Page and application data records
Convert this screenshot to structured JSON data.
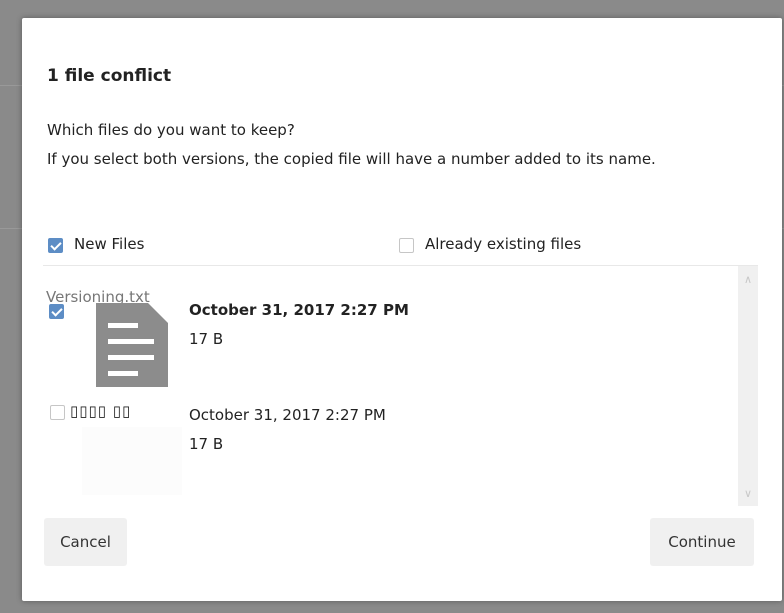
{
  "dialog": {
    "title": "1 file conflict",
    "question": "Which files do you want to keep?",
    "note": "If you select both versions, the copied file will have a number added to its name."
  },
  "columns": {
    "new_files_label": "New Files",
    "new_files_checked": true,
    "existing_files_label": "Already existing files",
    "existing_files_checked": false
  },
  "conflict": {
    "filename": "Versioning.txt",
    "new_version": {
      "checked": true,
      "date": "October 31, 2017 2:27 PM",
      "size": "17 B"
    },
    "existing_version": {
      "checked": false,
      "name_placeholder": "▯▯▯▯ ▯▯",
      "date": "October 31, 2017 2:27 PM",
      "size": "17 B"
    }
  },
  "buttons": {
    "cancel": "Cancel",
    "continue": "Continue"
  },
  "colors": {
    "accent": "#5d8dc5",
    "file_icon": "#8c8c8c",
    "button_bg": "#f0f0f0",
    "overlay": "#8a8a8a"
  }
}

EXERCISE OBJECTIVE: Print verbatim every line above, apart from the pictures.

EXERCISE RESPONSE:
Convert this screenshot to structured JSON data.
{
  "dialog": {
    "title": "1 file conflict",
    "question": "Which files do you want to keep?",
    "note": "If you select both versions, the copied file will have a number added to its name."
  },
  "columns": {
    "new_files_label": "New Files",
    "new_files_checked": true,
    "existing_files_label": "Already existing files",
    "existing_files_checked": false
  },
  "conflict": {
    "filename": "Versioning.txt",
    "new_version": {
      "checked": true,
      "date": "October 31, 2017 2:27 PM",
      "size": "17 B"
    },
    "existing_version": {
      "checked": false,
      "name_placeholder": "▯▯▯▯ ▯▯",
      "date": "October 31, 2017 2:27 PM",
      "size": "17 B"
    }
  },
  "buttons": {
    "cancel": "Cancel",
    "continue": "Continue"
  },
  "colors": {
    "accent": "#5d8dc5",
    "file_icon": "#8c8c8c",
    "button_bg": "#f0f0f0",
    "overlay": "#8a8a8a"
  }
}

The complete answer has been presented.